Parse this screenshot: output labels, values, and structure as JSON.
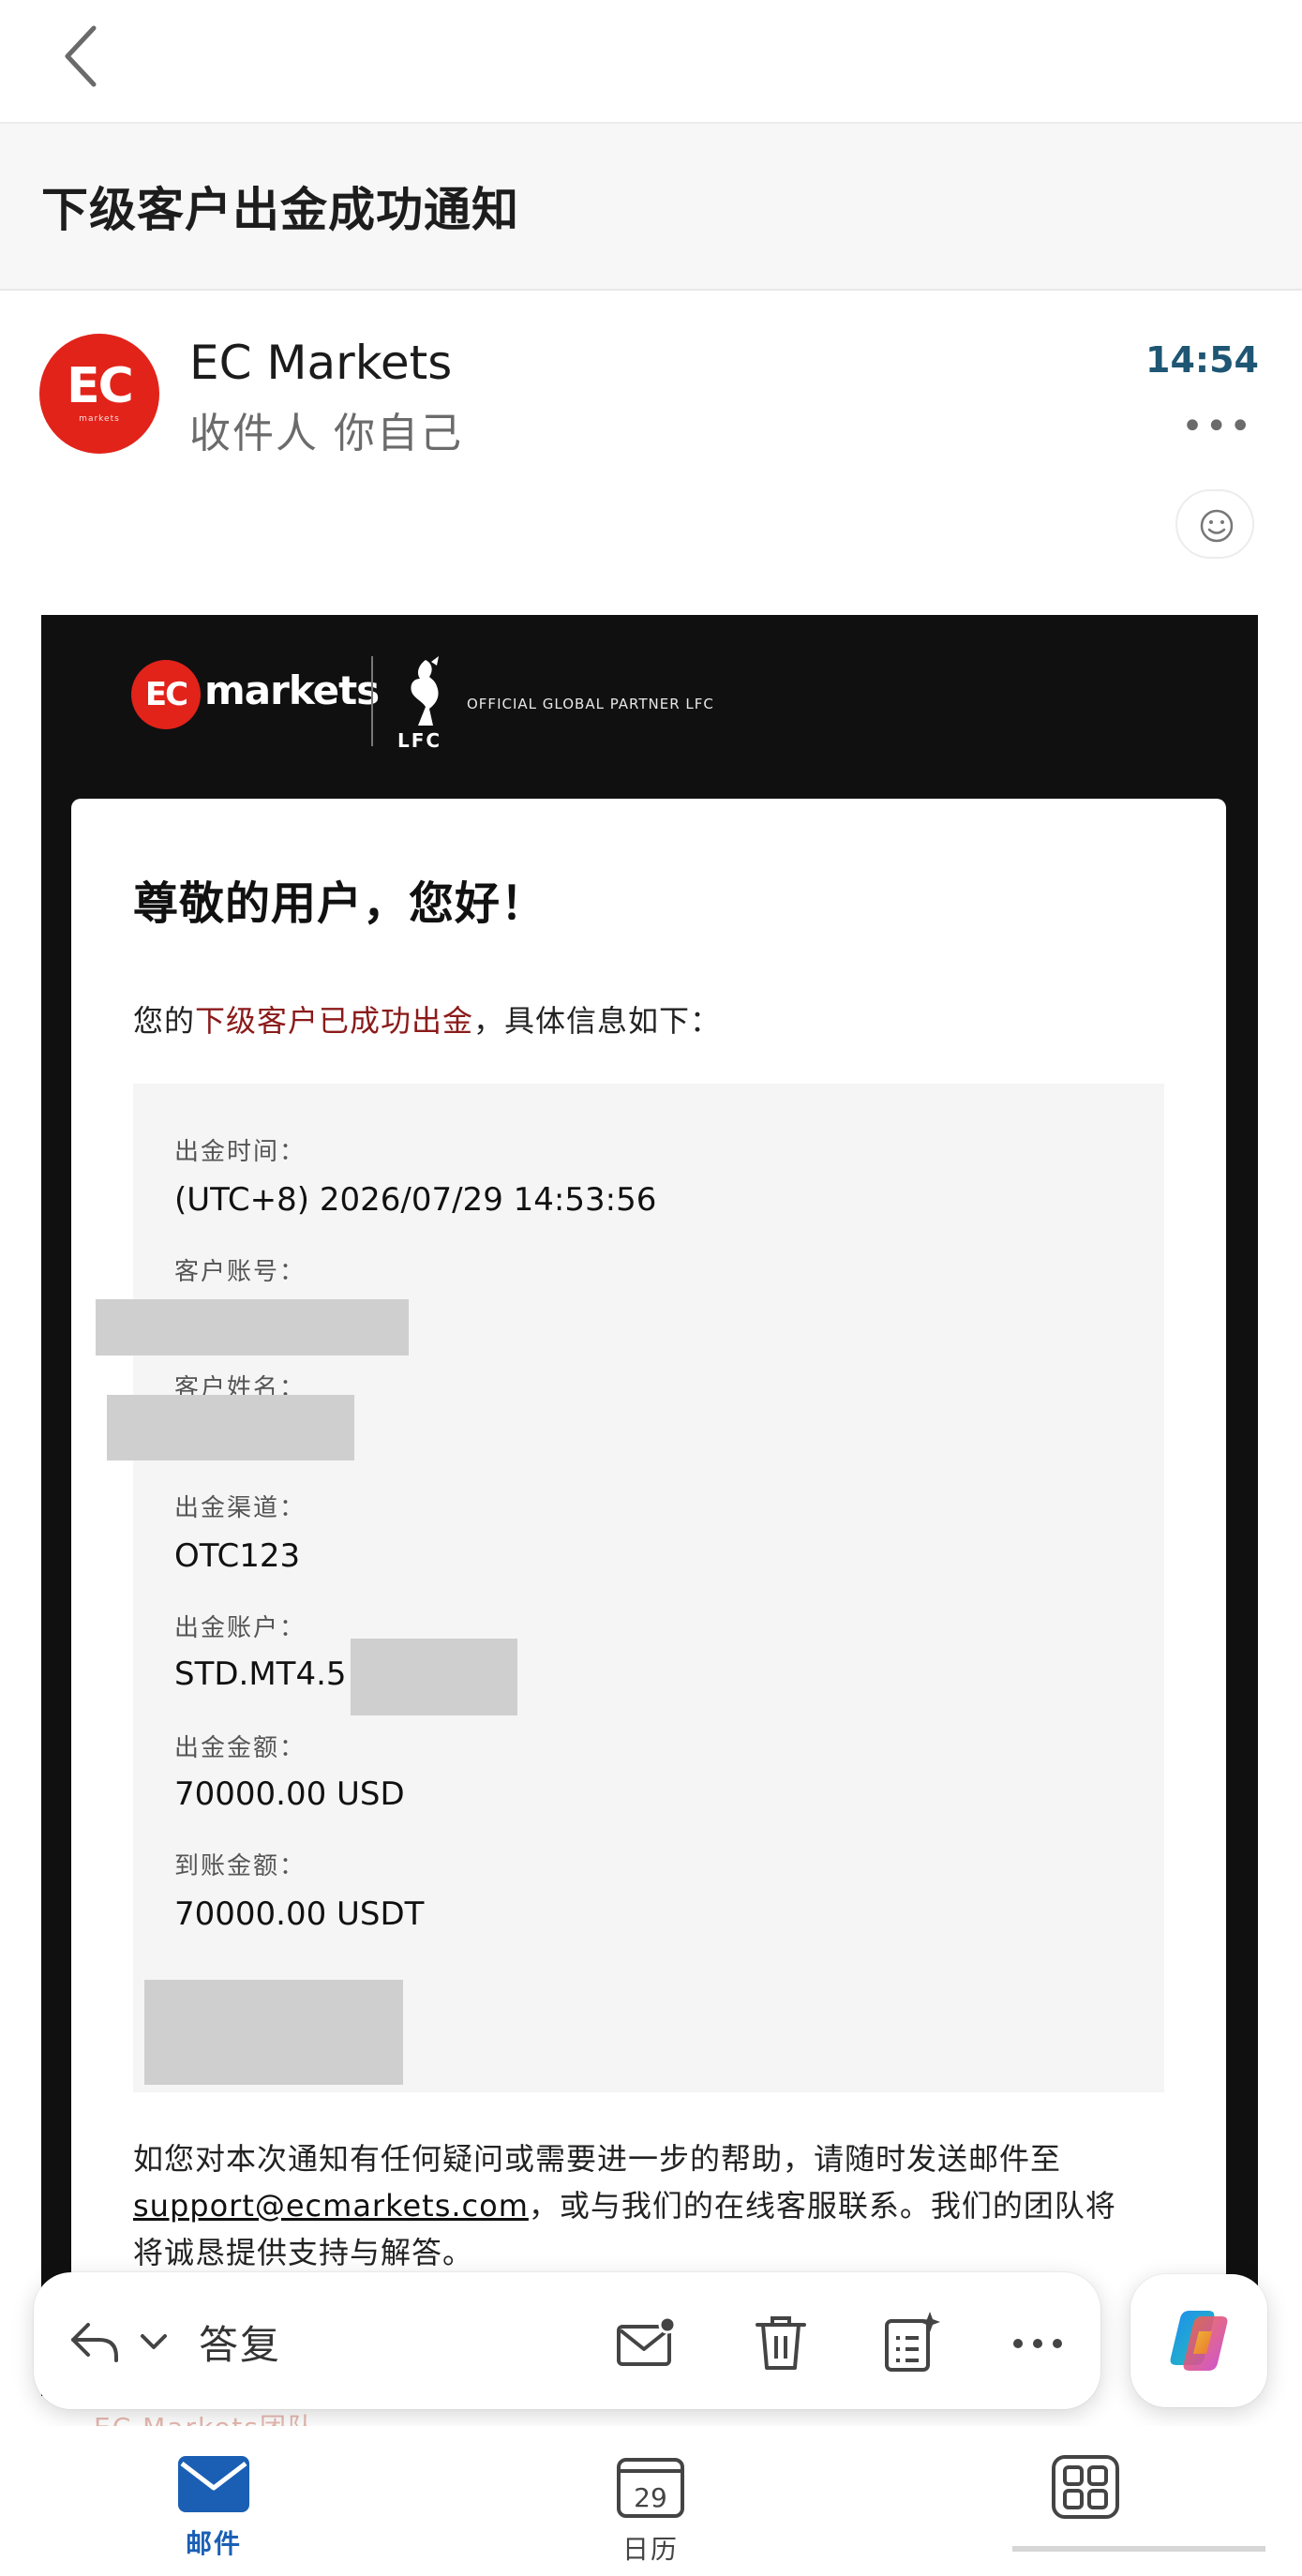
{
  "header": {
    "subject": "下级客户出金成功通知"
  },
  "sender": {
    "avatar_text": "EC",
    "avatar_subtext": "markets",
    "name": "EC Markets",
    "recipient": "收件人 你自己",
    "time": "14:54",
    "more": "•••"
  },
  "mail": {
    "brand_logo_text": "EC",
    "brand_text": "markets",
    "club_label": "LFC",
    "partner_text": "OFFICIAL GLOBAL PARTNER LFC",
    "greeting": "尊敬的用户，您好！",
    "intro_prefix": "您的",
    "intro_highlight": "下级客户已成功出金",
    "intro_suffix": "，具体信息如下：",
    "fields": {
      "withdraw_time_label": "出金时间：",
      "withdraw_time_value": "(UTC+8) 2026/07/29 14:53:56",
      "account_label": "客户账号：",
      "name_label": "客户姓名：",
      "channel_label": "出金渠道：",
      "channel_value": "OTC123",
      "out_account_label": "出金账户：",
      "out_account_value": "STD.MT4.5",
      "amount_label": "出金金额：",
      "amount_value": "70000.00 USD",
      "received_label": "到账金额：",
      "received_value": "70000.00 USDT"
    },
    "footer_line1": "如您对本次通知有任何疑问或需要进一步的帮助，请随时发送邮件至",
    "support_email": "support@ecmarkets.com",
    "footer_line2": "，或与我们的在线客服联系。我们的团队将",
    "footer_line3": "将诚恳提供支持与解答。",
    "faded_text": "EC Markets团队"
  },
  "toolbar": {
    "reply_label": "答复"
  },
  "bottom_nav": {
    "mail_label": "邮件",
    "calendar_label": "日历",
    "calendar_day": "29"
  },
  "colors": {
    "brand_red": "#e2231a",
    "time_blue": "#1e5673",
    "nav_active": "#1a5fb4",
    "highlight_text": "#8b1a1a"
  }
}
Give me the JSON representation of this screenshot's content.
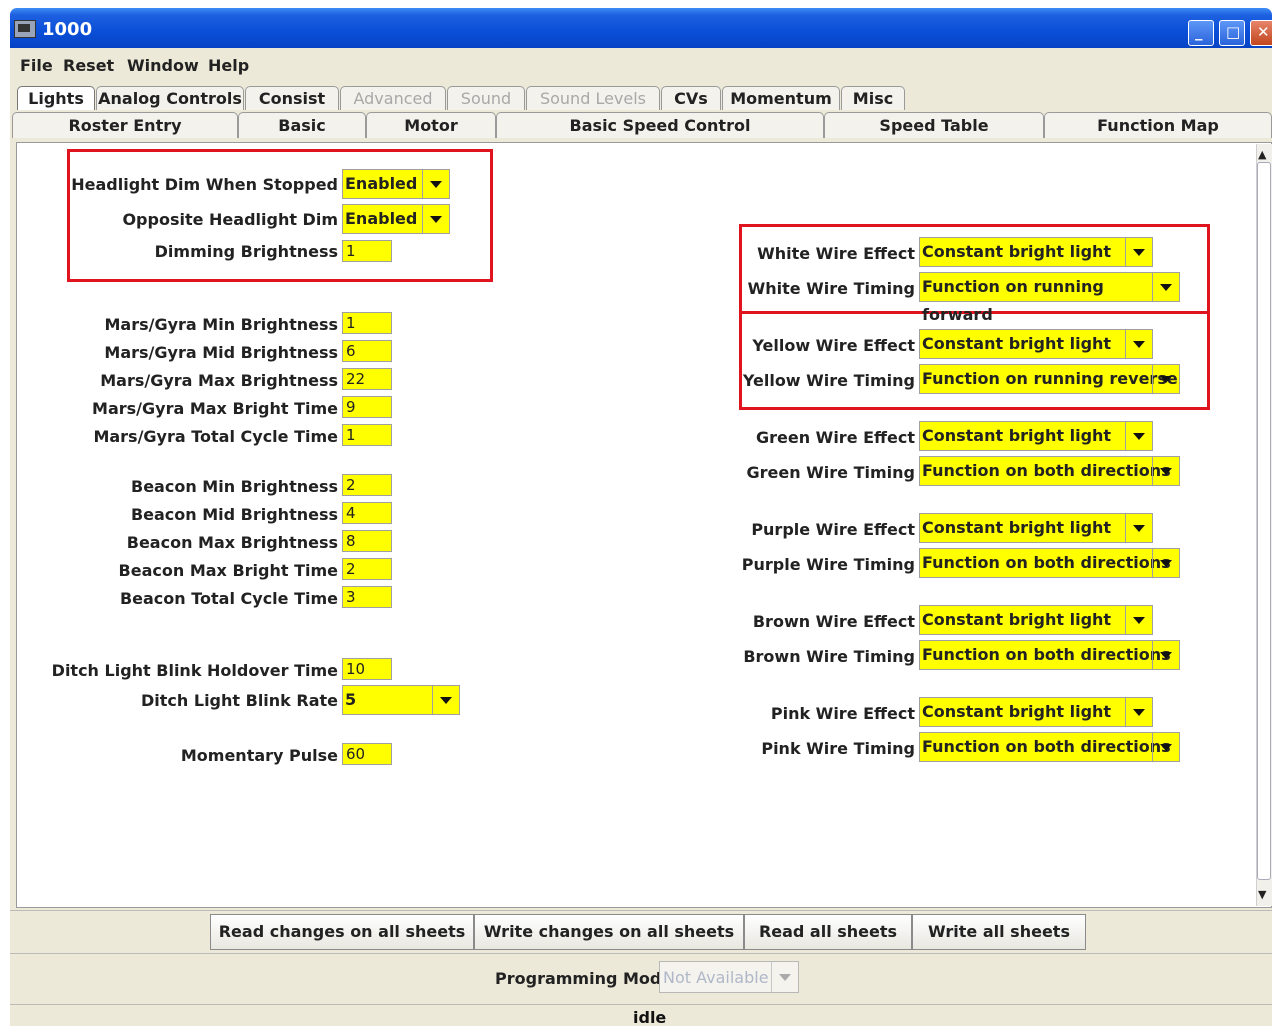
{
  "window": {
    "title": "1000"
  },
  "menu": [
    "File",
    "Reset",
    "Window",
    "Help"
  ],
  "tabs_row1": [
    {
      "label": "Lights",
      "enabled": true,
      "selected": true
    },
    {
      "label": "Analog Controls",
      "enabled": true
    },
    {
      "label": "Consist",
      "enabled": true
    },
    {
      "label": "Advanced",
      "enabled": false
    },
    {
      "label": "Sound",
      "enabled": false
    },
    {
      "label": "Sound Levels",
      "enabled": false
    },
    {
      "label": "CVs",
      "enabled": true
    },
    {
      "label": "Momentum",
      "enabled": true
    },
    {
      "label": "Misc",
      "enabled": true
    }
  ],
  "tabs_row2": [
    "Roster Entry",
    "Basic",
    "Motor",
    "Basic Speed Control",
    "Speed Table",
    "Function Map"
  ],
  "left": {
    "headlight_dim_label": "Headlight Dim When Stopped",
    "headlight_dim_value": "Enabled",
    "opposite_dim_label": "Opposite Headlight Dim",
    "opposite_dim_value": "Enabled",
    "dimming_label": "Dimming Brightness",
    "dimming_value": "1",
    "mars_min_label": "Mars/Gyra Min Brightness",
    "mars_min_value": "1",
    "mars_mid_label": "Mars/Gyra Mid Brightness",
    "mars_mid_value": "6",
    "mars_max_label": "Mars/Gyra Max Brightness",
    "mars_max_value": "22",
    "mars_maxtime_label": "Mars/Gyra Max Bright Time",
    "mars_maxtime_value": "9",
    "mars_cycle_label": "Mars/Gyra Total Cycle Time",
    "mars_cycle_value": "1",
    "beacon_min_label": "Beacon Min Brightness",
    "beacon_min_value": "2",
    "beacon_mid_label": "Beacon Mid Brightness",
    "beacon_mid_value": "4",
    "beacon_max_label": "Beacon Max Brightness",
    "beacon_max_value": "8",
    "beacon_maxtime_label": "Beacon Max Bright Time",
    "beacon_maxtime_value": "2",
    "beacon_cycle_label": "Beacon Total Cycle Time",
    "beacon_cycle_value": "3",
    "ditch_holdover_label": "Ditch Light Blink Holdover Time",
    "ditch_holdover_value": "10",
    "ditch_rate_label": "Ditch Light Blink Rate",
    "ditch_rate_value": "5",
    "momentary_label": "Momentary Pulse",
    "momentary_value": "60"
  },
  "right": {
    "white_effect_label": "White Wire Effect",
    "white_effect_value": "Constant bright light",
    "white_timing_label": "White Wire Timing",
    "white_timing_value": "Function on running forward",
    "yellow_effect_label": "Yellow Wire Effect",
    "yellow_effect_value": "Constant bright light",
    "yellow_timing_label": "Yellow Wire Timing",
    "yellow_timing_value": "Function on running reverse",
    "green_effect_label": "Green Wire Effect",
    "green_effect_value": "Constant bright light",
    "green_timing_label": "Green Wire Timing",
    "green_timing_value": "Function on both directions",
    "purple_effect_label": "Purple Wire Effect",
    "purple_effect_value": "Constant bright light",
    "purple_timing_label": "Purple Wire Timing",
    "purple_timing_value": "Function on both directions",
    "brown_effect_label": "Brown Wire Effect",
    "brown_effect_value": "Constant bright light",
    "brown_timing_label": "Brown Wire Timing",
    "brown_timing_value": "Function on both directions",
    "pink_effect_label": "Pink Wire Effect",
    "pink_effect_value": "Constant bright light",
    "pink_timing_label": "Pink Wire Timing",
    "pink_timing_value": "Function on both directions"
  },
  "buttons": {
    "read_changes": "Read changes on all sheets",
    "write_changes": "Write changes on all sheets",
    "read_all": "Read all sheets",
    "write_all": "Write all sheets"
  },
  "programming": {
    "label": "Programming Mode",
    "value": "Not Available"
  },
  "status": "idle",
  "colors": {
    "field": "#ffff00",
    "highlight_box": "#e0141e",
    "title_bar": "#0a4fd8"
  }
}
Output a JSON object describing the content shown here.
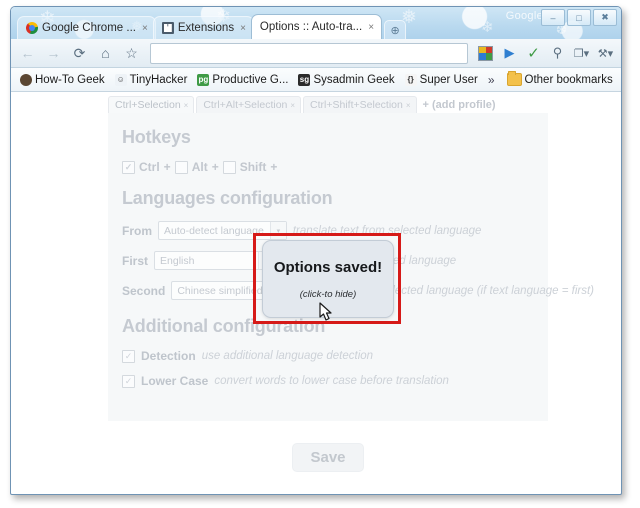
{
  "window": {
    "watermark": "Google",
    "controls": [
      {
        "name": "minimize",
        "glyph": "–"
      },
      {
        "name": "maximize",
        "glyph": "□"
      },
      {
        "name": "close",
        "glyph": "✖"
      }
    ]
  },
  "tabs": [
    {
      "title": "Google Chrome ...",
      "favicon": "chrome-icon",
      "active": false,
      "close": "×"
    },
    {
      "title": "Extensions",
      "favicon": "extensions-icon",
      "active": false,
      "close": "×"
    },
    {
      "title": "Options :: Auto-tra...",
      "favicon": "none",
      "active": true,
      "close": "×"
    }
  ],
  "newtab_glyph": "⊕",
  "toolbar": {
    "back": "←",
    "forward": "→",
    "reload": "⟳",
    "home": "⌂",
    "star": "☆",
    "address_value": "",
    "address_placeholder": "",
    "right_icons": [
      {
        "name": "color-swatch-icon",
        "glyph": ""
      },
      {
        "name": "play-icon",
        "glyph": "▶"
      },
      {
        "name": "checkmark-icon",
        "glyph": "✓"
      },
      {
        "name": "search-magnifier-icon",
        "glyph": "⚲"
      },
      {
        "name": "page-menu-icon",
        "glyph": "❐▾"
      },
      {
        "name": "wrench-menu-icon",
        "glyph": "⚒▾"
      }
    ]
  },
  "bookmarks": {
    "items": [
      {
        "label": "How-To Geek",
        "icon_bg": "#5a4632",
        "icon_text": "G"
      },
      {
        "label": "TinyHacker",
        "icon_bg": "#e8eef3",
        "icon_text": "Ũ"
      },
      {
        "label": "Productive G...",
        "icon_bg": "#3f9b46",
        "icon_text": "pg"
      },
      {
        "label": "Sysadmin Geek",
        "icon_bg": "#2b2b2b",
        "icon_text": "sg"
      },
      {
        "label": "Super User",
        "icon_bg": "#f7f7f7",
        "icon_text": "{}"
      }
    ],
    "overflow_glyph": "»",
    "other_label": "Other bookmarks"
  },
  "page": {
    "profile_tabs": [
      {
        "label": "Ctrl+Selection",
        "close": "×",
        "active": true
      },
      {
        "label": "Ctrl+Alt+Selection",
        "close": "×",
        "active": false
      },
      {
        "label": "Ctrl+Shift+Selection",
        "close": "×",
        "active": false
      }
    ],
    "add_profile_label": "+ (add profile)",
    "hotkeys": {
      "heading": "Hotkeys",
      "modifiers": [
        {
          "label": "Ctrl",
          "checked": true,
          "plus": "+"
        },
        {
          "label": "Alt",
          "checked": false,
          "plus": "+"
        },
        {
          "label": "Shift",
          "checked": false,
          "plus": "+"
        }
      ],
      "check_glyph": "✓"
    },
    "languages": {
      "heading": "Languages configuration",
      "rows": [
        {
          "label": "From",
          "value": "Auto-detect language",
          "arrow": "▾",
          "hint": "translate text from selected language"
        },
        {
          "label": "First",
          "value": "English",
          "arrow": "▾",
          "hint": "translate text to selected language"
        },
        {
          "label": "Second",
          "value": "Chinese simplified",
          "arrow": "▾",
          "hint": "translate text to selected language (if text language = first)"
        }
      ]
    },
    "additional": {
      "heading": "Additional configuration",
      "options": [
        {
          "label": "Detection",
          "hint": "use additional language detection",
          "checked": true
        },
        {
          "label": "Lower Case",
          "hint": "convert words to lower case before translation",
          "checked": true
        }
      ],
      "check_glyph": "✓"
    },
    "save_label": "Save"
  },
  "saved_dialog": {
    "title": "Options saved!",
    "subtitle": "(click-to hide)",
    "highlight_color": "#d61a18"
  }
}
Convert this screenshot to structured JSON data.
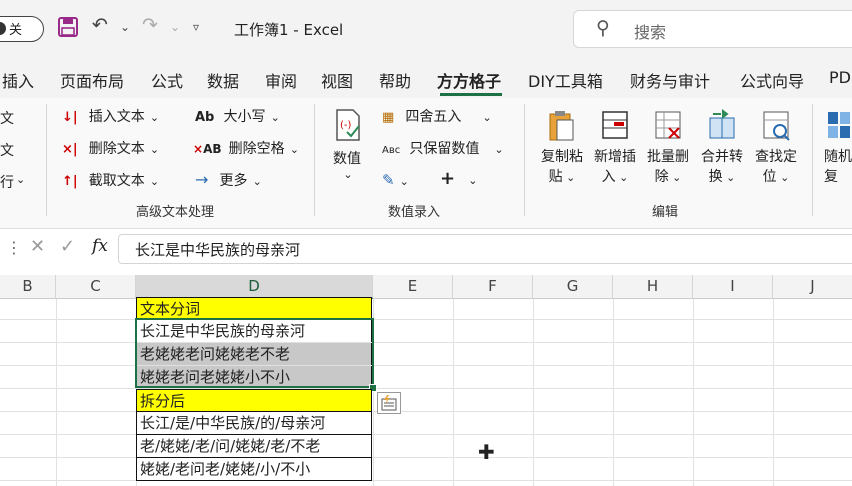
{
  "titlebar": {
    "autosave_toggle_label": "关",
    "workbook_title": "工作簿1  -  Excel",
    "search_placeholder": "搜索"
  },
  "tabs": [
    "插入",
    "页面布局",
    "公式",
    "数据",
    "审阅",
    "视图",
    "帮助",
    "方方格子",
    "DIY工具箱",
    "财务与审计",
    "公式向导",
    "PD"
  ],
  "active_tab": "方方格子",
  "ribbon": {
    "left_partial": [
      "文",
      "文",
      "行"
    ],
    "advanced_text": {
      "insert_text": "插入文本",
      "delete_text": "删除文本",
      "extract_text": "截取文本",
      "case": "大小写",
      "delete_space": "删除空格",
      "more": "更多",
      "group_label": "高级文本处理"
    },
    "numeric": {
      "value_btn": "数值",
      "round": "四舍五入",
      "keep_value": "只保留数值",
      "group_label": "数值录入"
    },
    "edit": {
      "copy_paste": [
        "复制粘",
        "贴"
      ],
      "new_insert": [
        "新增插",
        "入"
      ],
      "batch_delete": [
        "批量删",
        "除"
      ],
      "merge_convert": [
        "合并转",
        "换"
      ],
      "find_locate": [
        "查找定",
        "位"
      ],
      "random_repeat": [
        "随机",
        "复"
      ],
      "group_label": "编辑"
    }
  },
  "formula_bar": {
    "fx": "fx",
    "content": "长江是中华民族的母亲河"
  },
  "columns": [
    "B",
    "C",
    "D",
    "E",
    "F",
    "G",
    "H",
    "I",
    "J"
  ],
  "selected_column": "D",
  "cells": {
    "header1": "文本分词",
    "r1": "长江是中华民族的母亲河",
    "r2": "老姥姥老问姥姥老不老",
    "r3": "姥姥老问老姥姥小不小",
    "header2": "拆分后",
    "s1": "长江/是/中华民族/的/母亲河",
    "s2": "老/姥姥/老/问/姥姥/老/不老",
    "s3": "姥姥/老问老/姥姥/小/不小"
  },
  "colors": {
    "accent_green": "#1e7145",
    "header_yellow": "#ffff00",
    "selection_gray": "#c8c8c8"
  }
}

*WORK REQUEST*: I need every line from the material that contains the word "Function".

*COMPLETED TASK*:
    "Function Map"
    "white_timing_value": "Function on running forward",
    "yellow_timing_value": "Function on running reverse",
    "green_timing_value": "Function on both directions",
    "purple_timing_value": "Function on both directions",
    "brown_timing_value": "Function on both directions",
    "pink_timing_value": "Function on both directions"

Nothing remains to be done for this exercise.